The anterior interosseous nerve continues as a major branch of the median nerve and receives fibers from the C5-T1 spinal nerve roots.
The anterior interosseous nerve arises from the median nerve as it passes between the two heads of the pronator teres muscle. It then descends vertically on the anterior aspect of the interosseous membrane between flexor digitorum profundus and flexor pollicis longus. The nerve then passes deep to the pronator quadratus muscle, which it supplies. The anterior interosseous nerve sends articular branches to the anterior aspect of the wrist.
Branches and supply
The anterior interosseous nerve supplies the deep layer of the muscles in the anterior compartment of the forearm. These are:
- lateral part of flexor digitorum profundus (which has insertions at the 2nd and 3rd phalanges)
- flexor pollicis longus
- pronator quadratus
The anterior interosseous nerve provides sensory fibers to the carpals, however does not have cutaneous branches.

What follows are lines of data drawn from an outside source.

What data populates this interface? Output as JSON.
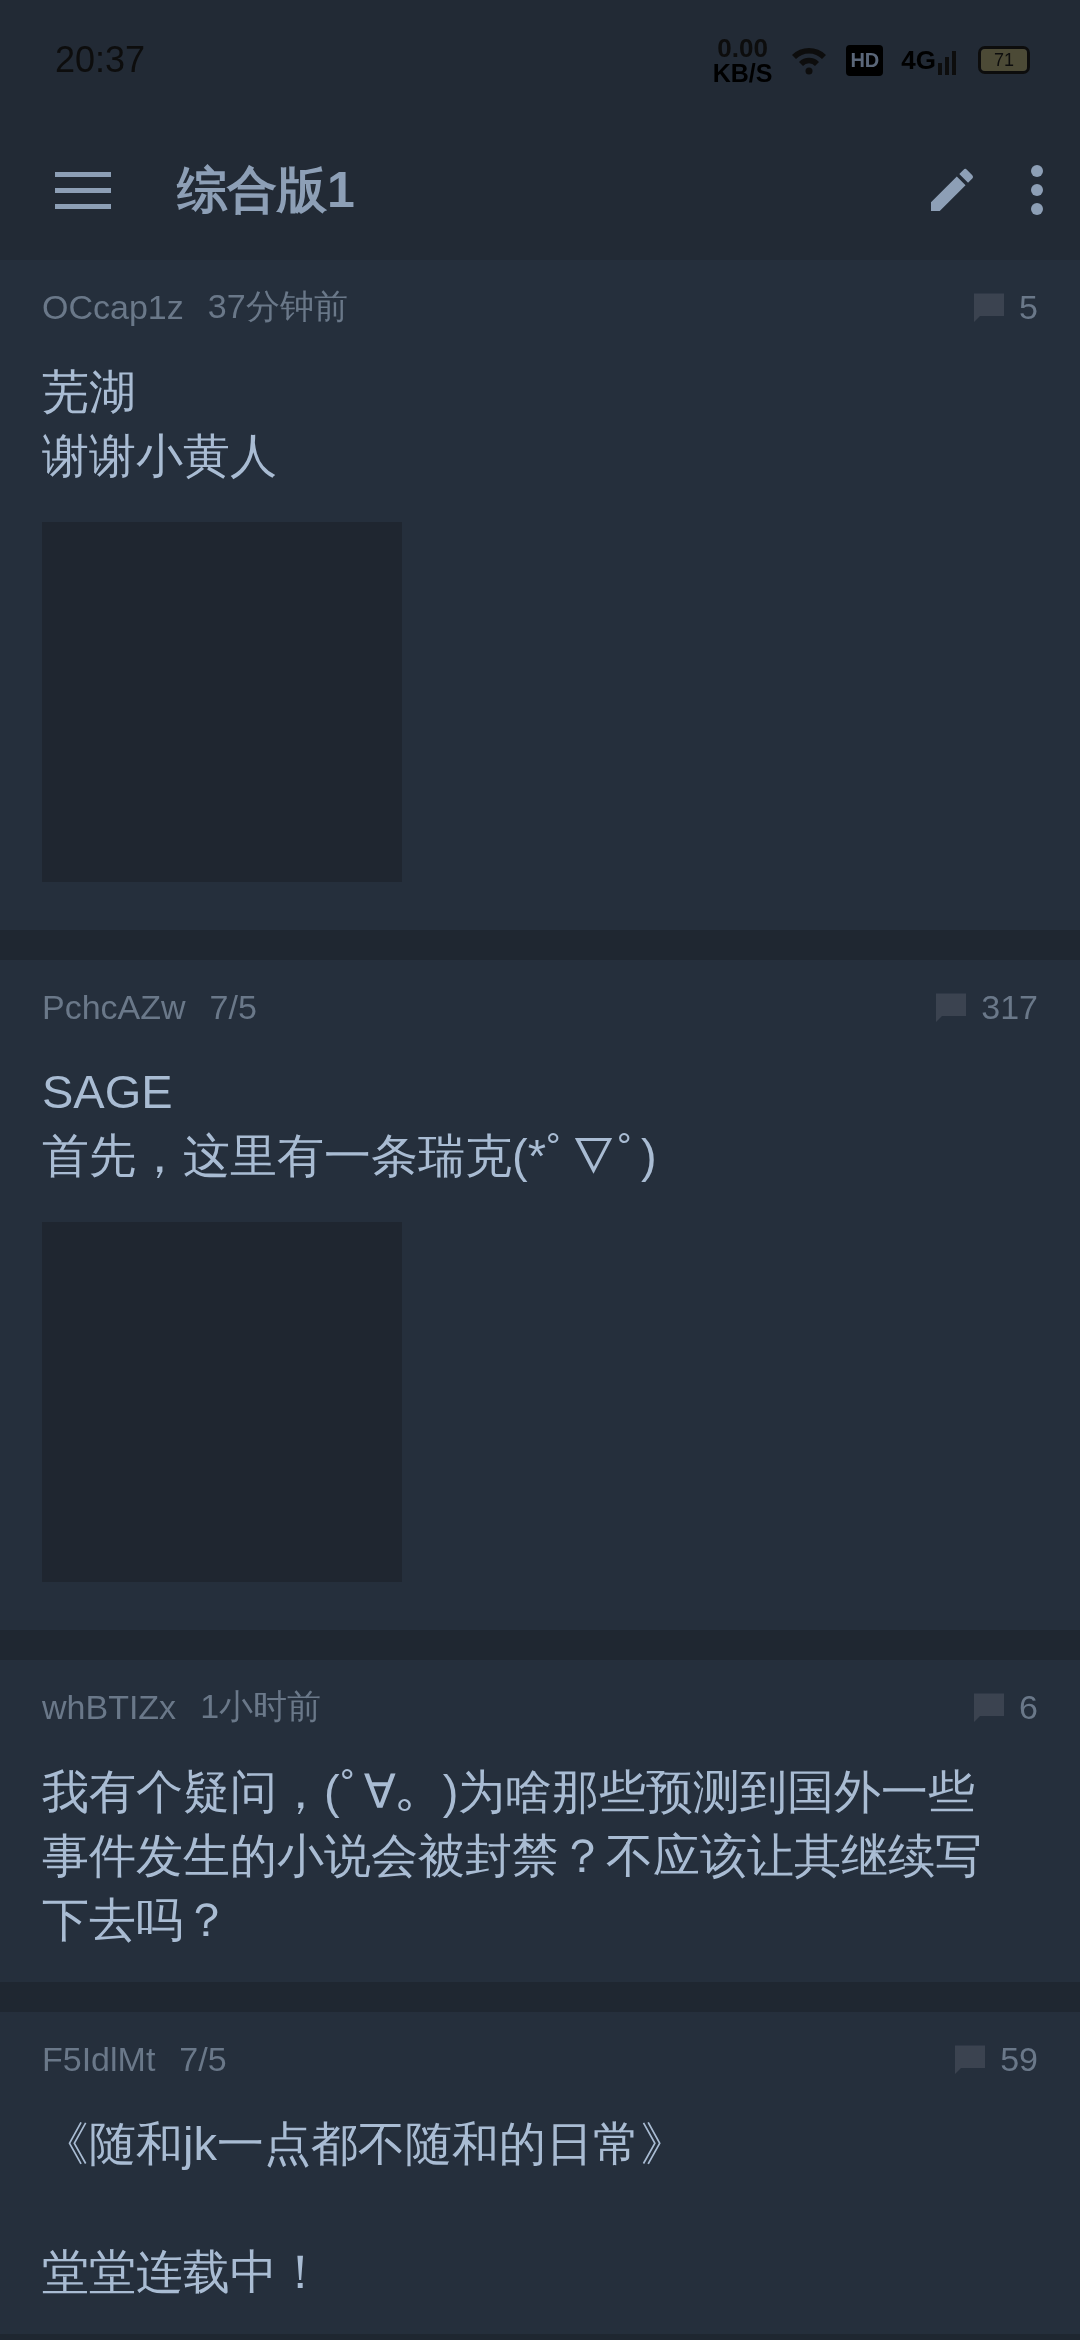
{
  "status_bar": {
    "time": "20:37",
    "net_speed": "0.00",
    "net_unit": "KB/S",
    "hd": "HD",
    "network": "4G",
    "battery": "71"
  },
  "toolbar": {
    "title": "综合版1"
  },
  "posts": [
    {
      "user": "OCcap1z",
      "time": "37分钟前",
      "replies": "5",
      "paragraphs": [
        [
          "芜湖",
          "谢谢小黄人"
        ]
      ],
      "image": true
    },
    {
      "user": "PchcAZw",
      "time": "7/5",
      "replies": "317",
      "paragraphs": [
        [
          "SAGE",
          "首先，这里有一条瑞克(*ﾟ∇ﾟ)"
        ]
      ],
      "image": true
    },
    {
      "user": "whBTIZx",
      "time": "1小时前",
      "replies": "6",
      "paragraphs": [
        [
          "我有个疑问，(ﾟ∀。)为啥那些预测到国外一些事件发生的小说会被封禁？不应该让其继续写下去吗？"
        ]
      ],
      "image": false
    },
    {
      "user": "F5IdlMt",
      "time": "7/5",
      "replies": "59",
      "paragraphs": [
        [
          "《随和jk一点都不随和的日常》"
        ],
        [
          "堂堂连载中！"
        ]
      ],
      "image": false
    }
  ]
}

The anterior interosseous nerve may be compressed along its course most commonly at the tendinous edge of the deep head of the pronator teres muscle, causing anterior interosseous nerve syndrome.